Nevermind that, everything just blew up again. Long story short: trying to do something neat like use bluetooth headphones hands-free turned out to be incredibly difficult and full of bugs.... and failed.
I was right the first time--bluez is broken, but not the way I thought; unfortunately pulseaudio's bluetooth support is also broken.
Furthermore Ubuntu's documentation on the matter is either very out of date or wildly inaccurate.
Bluez becomes unsustainable once pulseaudio takes over assigning profiles. It will eventually crash, irrecoverably. I think the problem here is that bluez, not pulseaudio, should be making the device profiles available. Pulseaudio should only be responsible for streaming the audio, not creating or annihilating audio devices. Bluez can't seem to handle giving control of the hardware to pulseaudio.
Pulseaudio's module-bluetooth-discover should be loaded with the default configuration, according to it's creator's blog, but it is not. In fact, even specifying that it should be loaded manually will usually fail and the module will often not load. It can be loaded temporarily via pacmd or pactl, but it will unload itself at some point either way. I can't find any other documentation on the module beyond the original author's blog posts.
This module also has several other problems, among them crashing bluez, and more specifically: This bug, which is probably what I am dealing with, was dismissed for further testing that never happened. Then this patch, the only proposed solution with a patch available, was dismissed in favor of a better solution that was never implemented.
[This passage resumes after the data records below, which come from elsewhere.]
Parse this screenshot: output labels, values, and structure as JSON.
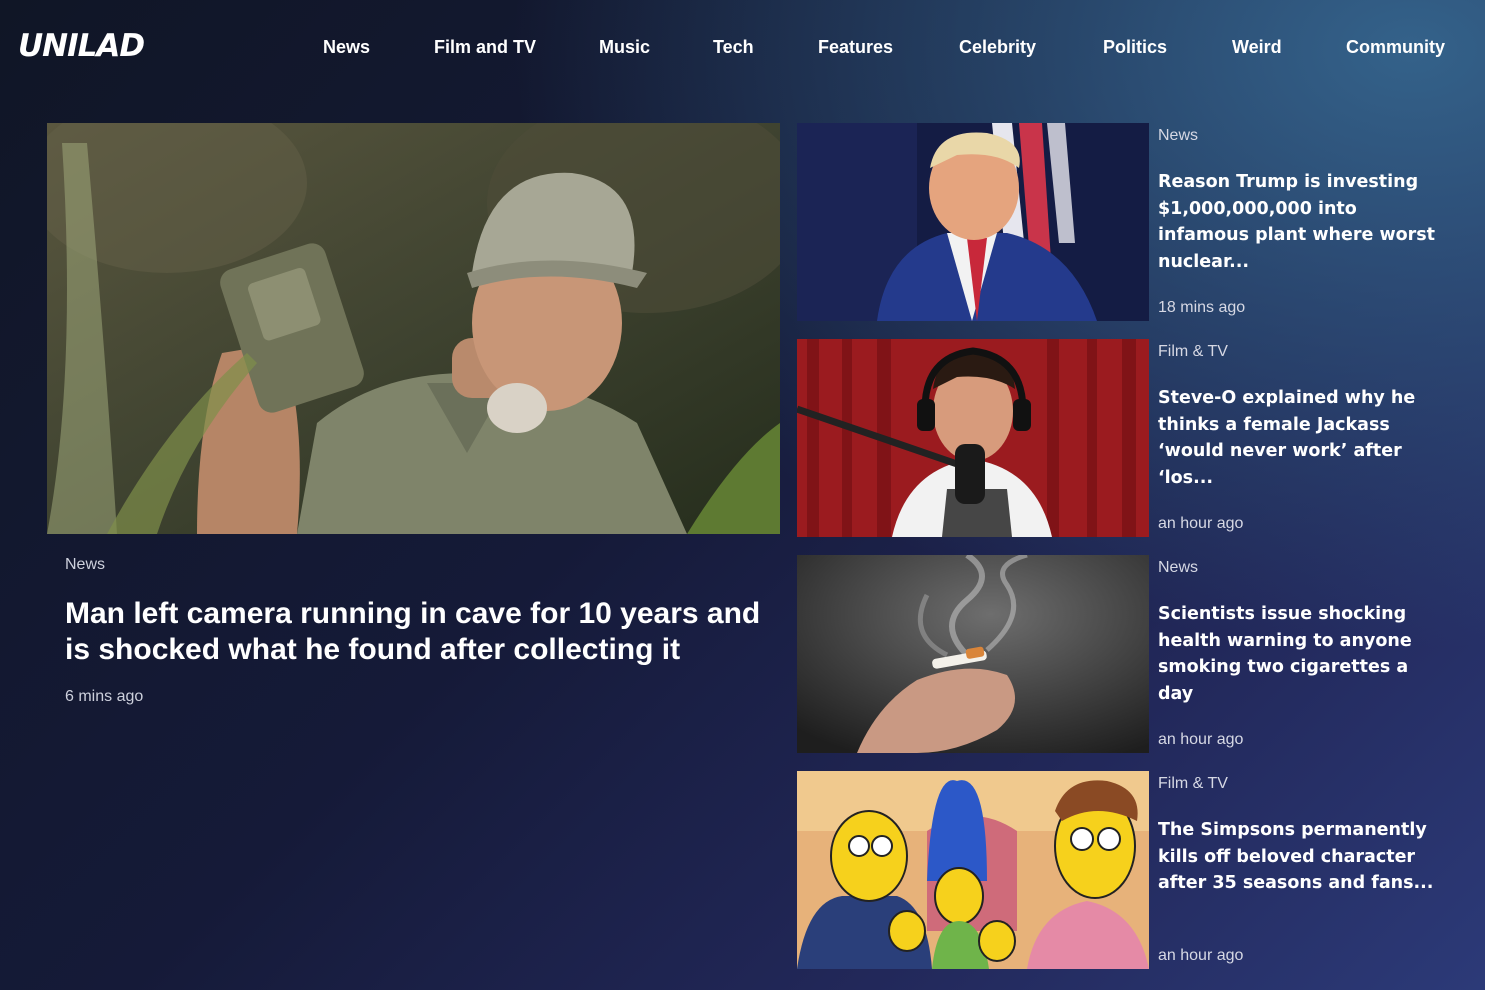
{
  "header": {
    "logo": "UNILAD",
    "nav": [
      "News",
      "Film and TV",
      "Music",
      "Tech",
      "Features",
      "Celebrity",
      "Politics",
      "Weird",
      "Community"
    ]
  },
  "hero": {
    "category": "News",
    "title": "Man left camera running in cave for 10 years and is shocked what he found after collecting it",
    "time": "6 mins ago",
    "image_icon": "man-with-trail-camera-photo"
  },
  "cards": [
    {
      "category": "News",
      "title": "Reason Trump is investing $1,000,000,000 into infamous plant where worst nuclear...",
      "time": "18 mins ago",
      "image_icon": "politician-portrait-photo"
    },
    {
      "category": "Film & TV",
      "title": "Steve-O explained why he thinks a female Jackass ‘would never work’ after ‘los...",
      "time": "an hour ago",
      "image_icon": "podcast-guest-photo"
    },
    {
      "category": "News",
      "title": "Scientists issue shocking health warning to anyone smoking two cigarettes a day",
      "time": "an hour ago",
      "image_icon": "hand-holding-cigarette-photo"
    },
    {
      "category": "Film & TV",
      "title": "The Simpsons permanently kills off beloved character after 35 seasons and fans...",
      "time": "an hour ago",
      "image_icon": "cartoon-family-still"
    }
  ],
  "colors": {
    "background_dark": "#101626",
    "background_accent": "#2c3a78",
    "meta_text": "#cdd0dc"
  }
}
I've gathered a lot of scattered tips into a brief rundown of how to get a bluetooth headset almost working handsfree.
Start by changing the configuration of bluetooth audio (/etc/bluetooth/audio.conf, unchanged sections omitted):
Changing the configuration of pulseaudio (/etc/pulse/system.pa, additions only):
# This section contains options which are not specific to any
# particular interface
Enable=Socket #What does this actually do? Advised in Archlinux tutorial, undocumented.
# Automatically connect both A2DP and HFP/HSP profiles for incoming
# connections. Some headsets that support both profiles will only connect the
# other one automatically so the default setting of true is usually a good
AutoConnect=true #This is commented out by default, again undocumented.
Don't forget to remove redundant surround sound configuration if you have one (/etc/pulse/daemon.conf, check this setting)
### Automatically detect bluetooth devices
load-module module-bluetooth-discover #Maybe this does more harm than good
### Automatically redirect to newly available sinks
load-module module-switch-on-connect #Probably necessary... probably....
Install blueman and remove gnome-bluetooth
; default-sample-channels = 2 #Commented out like so is best; must not be greater than 2
; default-channel-map = front-left,front-right # Again, commented out like so is best
sudo apt-get remove gnome-bluetooth && sudo apt-get install blueman